[TASK GOAL] Print each record exactly, with no word added or removed.

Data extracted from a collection
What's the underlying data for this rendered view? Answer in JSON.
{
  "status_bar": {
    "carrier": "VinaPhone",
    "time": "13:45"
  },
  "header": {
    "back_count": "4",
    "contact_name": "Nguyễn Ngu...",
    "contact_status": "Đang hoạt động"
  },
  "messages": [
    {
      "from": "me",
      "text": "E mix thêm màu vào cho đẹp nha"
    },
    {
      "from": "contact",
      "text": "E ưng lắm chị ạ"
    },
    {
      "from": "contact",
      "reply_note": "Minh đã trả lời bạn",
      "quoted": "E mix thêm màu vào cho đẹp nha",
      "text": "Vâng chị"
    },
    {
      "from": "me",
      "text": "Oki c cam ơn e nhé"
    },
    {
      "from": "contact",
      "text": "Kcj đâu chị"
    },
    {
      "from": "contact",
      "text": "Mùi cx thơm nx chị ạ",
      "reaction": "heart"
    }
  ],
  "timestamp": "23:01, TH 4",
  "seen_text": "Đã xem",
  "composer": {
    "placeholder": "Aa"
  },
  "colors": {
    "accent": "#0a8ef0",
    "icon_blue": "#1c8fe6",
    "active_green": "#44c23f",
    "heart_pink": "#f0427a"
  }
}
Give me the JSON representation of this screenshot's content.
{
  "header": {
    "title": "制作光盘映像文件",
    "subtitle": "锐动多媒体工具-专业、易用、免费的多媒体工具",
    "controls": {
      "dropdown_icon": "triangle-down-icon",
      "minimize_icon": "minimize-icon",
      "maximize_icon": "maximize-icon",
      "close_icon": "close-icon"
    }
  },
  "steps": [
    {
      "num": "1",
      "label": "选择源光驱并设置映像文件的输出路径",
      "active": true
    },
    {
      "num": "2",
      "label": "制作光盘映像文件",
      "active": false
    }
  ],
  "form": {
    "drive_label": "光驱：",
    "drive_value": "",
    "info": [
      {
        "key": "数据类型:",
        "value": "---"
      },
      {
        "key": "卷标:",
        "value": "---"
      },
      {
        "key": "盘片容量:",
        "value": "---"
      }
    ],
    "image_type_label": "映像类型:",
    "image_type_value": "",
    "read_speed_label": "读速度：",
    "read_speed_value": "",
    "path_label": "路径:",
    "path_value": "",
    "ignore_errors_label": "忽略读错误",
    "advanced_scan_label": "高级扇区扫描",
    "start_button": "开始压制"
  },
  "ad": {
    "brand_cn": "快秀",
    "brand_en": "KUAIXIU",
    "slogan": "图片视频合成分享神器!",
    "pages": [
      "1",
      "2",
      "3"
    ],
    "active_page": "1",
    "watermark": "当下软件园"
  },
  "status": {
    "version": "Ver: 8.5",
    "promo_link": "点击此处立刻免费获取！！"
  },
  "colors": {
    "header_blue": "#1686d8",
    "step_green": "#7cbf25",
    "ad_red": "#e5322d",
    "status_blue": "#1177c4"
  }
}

[EXERCISE RESPONSE]
What's the underlying data for this rendered view? Answer in JSON.
{
  "status_bar": {
    "carrier": "VinaPhone",
    "time": "13:45"
  },
  "header": {
    "back_count": "4",
    "contact_name": "Nguyễn Ngu...",
    "contact_status": "Đang hoạt động"
  },
  "messages": [
    {
      "from": "me",
      "text": "E mix thêm màu vào cho đẹp nha"
    },
    {
      "from": "contact",
      "text": "E ưng lắm chị ạ"
    },
    {
      "from": "contact",
      "reply_note": "Minh đã trả lời bạn",
      "quoted": "E mix thêm màu vào cho đẹp nha",
      "text": "Vâng chị"
    },
    {
      "from": "me",
      "text": "Oki c cam ơn e nhé"
    },
    {
      "from": "contact",
      "text": "Kcj đâu chị"
    },
    {
      "from": "contact",
      "text": "Mùi cx thơm nx chị ạ",
      "reaction": "heart"
    }
  ],
  "timestamp": "23:01, TH 4",
  "seen_text": "Đã xem",
  "composer": {
    "placeholder": "Aa"
  },
  "colors": {
    "accent": "#0a8ef0",
    "icon_blue": "#1c8fe6",
    "active_green": "#44c23f",
    "heart_pink": "#f0427a"
  }
}
Give me the JSON representation of this screenshot's content.
{
  "header": {
    "title": "制作光盘映像文件",
    "subtitle": "锐动多媒体工具-专业、易用、免费的多媒体工具",
    "controls": {
      "dropdown_icon": "triangle-down-icon",
      "minimize_icon": "minimize-icon",
      "maximize_icon": "maximize-icon",
      "close_icon": "close-icon"
    }
  },
  "steps": [
    {
      "num": "1",
      "label": "选择源光驱并设置映像文件的输出路径",
      "active": true
    },
    {
      "num": "2",
      "label": "制作光盘映像文件",
      "active": false
    }
  ],
  "form": {
    "drive_label": "光驱：",
    "drive_value": "",
    "info": [
      {
        "key": "数据类型:",
        "value": "---"
      },
      {
        "key": "卷标:",
        "value": "---"
      },
      {
        "key": "盘片容量:",
        "value": "---"
      }
    ],
    "image_type_label": "映像类型:",
    "image_type_value": "",
    "read_speed_label": "读速度：",
    "read_speed_value": "",
    "path_label": "路径:",
    "path_value": "",
    "ignore_errors_label": "忽略读错误",
    "advanced_scan_label": "高级扇区扫描",
    "start_button": "开始压制"
  },
  "ad": {
    "brand_cn": "快秀",
    "brand_en": "KUAIXIU",
    "slogan": "图片视频合成分享神器!",
    "pages": [
      "1",
      "2",
      "3"
    ],
    "active_page": "1",
    "watermark": "当下软件园"
  },
  "status": {
    "version": "Ver: 8.5",
    "promo_link": "点击此处立刻免费获取！！"
  },
  "colors": {
    "header_blue": "#1686d8",
    "step_green": "#7cbf25",
    "ad_red": "#e5322d",
    "status_blue": "#1177c4"
  }
}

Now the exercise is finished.